Hacienda Heights Man Sentenced to Federal Prison in Tax Refund Scheme that used Stolen Identities to Fraudulent Seek $2.6 Million
LOS ANGELES – A San Gabriel Valley man has been sentenced to 30 months in federal prison for his role in a scheme that used stolen identities to file fraudulent tax returns with the Internal Revenue Service that sought more than $2.6 million in false tax refunds.
Heber Cotton, 40, of Hacienda Heights, received the prison sentenced Monday, and he was further ordered by United States District Judge Michael W. Fitzgerald to pay $725,294 in restitution to the IRS.
Heber Cotton pleaded guilty in November to one count of conspiracy to defraud the United States by obtaining the payment of false claims, namely tax refunds.
Heber Cotton’s father and co-defendant – Adel Cotton, 64, also of Hacienda Heights – is currently serving a prison term of 51 months for his role in the scheme.
According to court documents, beginning in December 2008 and continuing through March 2010, the Cottons caused at least 275 fraudulent income tax returns to be filed with the IRS. Those fraudulent returns sought income tax refunds totaling more than $2.6 million.
“Stolen identity refund fraud continues to be a significant problem that harms both the IRS and taxpayers whose identities are fraudulently used without their knowledge,” said United States Attorney Eileen M. Decker. “This father and son pair prolifically defrauded the government and hundreds of taxpayers, earning them the significant sentences imposed by the court.”
As part of the scheme, Adel Cotton obtained the names and Social Security numbers of individuals without their knowledge and consent. Adel Cotton, with the help of others, prepared false Forms W-2 (IRS Wage and Tax Statements) in the names of the identity theft victims that reported false employment and income information, as well as false tax withholding amounts. Using the falsified information reported on the Forms W-2, Adel Cotton and others prepared fraudulent individual income tax returns claiming false tax refunds. The tax returns were filed without the knowledge or consent of the identity theft victims.
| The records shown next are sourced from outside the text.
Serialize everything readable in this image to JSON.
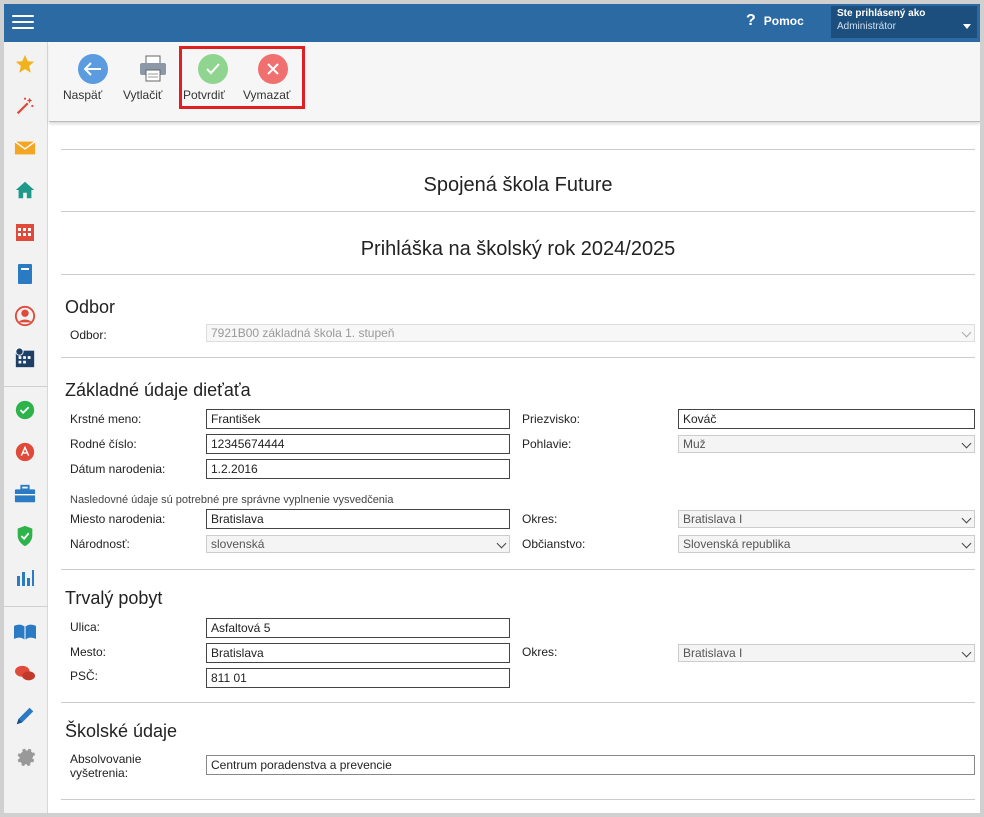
{
  "header": {
    "help_label": "Pomoc",
    "help_symbol": "?",
    "user_line1": "Ste prihlásený ako",
    "user_line2": "Administrátor"
  },
  "toolbar": {
    "back_label": "Naspäť",
    "print_label": "Vytlačiť",
    "confirm_label": "Potvrdiť",
    "delete_label": "Vymazať"
  },
  "form": {
    "school_name": "Spojená škola Future",
    "form_title": "Prihláška na školský rok 2024/2025",
    "odbor": {
      "section_title": "Odbor",
      "label": "Odbor:",
      "value": "7921B00 základná škola 1. stupeň"
    },
    "child": {
      "section_title": "Základné údaje dieťaťa",
      "first_name_label": "Krstné meno:",
      "first_name": "František",
      "surname_label": "Priezvisko:",
      "surname": "Kováč",
      "birth_number_label": "Rodné číslo:",
      "birth_number": "12345674444",
      "gender_label": "Pohlavie:",
      "gender": "Muž",
      "birth_date_label": "Dátum narodenia:",
      "birth_date": "1.2.2016",
      "note": "Nasledovné údaje sú potrebné pre správne vyplnenie vysvedčenia",
      "birth_place_label": "Miesto narodenia:",
      "birth_place": "Bratislava",
      "district_label": "Okres:",
      "district": "Bratislava I",
      "nationality_label": "Národnosť:",
      "nationality": "slovenská",
      "citizenship_label": "Občianstvo:",
      "citizenship": "Slovenská republika"
    },
    "residence": {
      "section_title": "Trvalý pobyt",
      "street_label": "Ulica:",
      "street": "Asfaltová 5",
      "city_label": "Mesto:",
      "city": "Bratislava",
      "district_label": "Okres:",
      "district": "Bratislava I",
      "zip_label": "PSČ:",
      "zip": "811 01"
    },
    "school": {
      "section_title": "Školské údaje",
      "exam_label_1": "Absolvovanie",
      "exam_label_2": "vyšetrenia:",
      "exam": "Centrum poradenstva a prevencie"
    }
  },
  "colors": {
    "topbar": "#2b6aa3",
    "back": "#5b9be0",
    "confirm": "#8fd48f",
    "delete": "#f07070",
    "highlight": "#e02020"
  },
  "sidebar_icons": [
    "star-icon",
    "magic-wand-icon",
    "mail-icon",
    "home-icon",
    "calendar-grid-icon",
    "notebook-icon",
    "user-profile-icon",
    "schedule-icon",
    "check-circle-icon",
    "acrobat-icon",
    "briefcase-icon",
    "shield-check-icon",
    "bar-chart-icon",
    "open-book-icon",
    "chat-bubbles-icon",
    "pen-icon",
    "gear-icon"
  ]
}
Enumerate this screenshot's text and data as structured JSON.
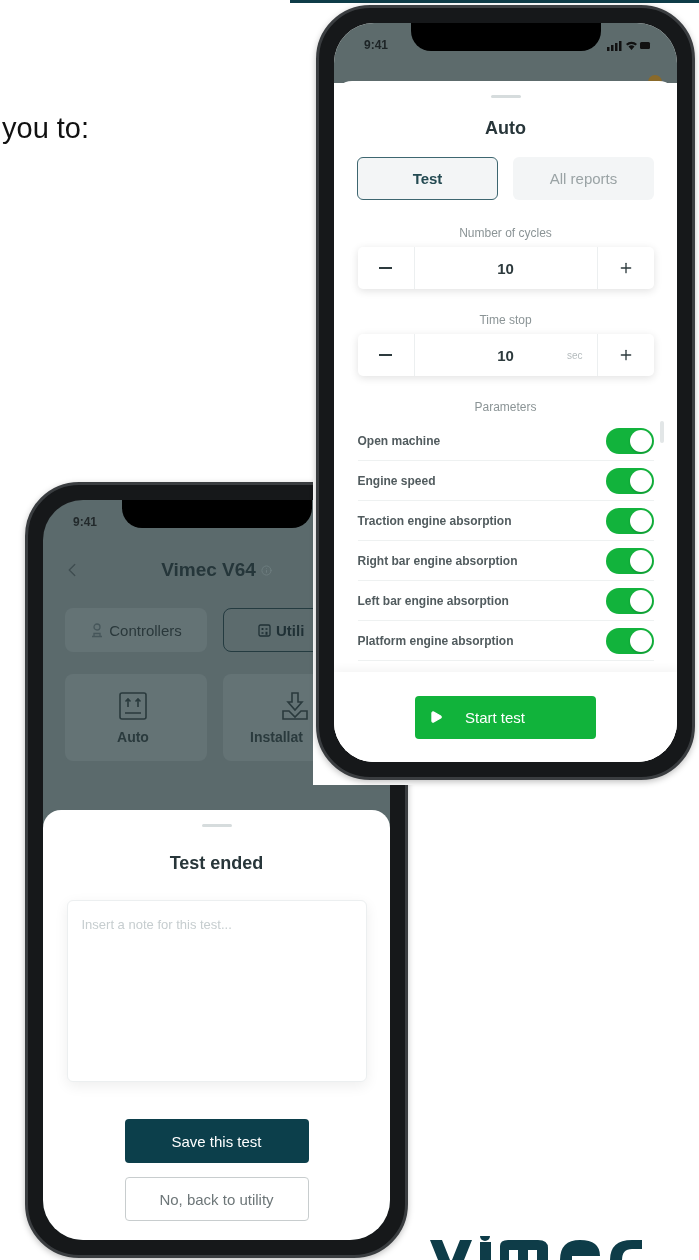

In his plea agreement, Heber Cotton admitted that the fraudulent tax returns filed as part of the scheme directed the IRS to mail the refund checks to addresses the that he and Adel Cotton controlled. Heber Cotton also admitted that he gave personal information associated with the identity theft victims to a co-conspirator who managed a bank, which the co-conspirator used to open bank accounts and cash the fraudulent refunds. Herber Cotton further admitted that, toward the end of the conspiracy, he paid the co-conspirator bank manager approximately 20 percent of each tax refund check that the bank manager cashed.
"These unscrupulous defendants, a father and son team, thought they had figured out a clever scheme to thwart the IRS and steal from American taxpayers," stated IRS Criminal Investigation's Acting Special Agent in Charge Anthony J. Orlando. "IRS CI has made investigating refund fraud and identity theft a top priority and we will vigorously pursue those who undermine the integrity of the U.S. tax system."
The investigation into Heber Cotton and Adel Cotton was conducted by IRS Criminal Investigation and the Federal Bureau of Investigation.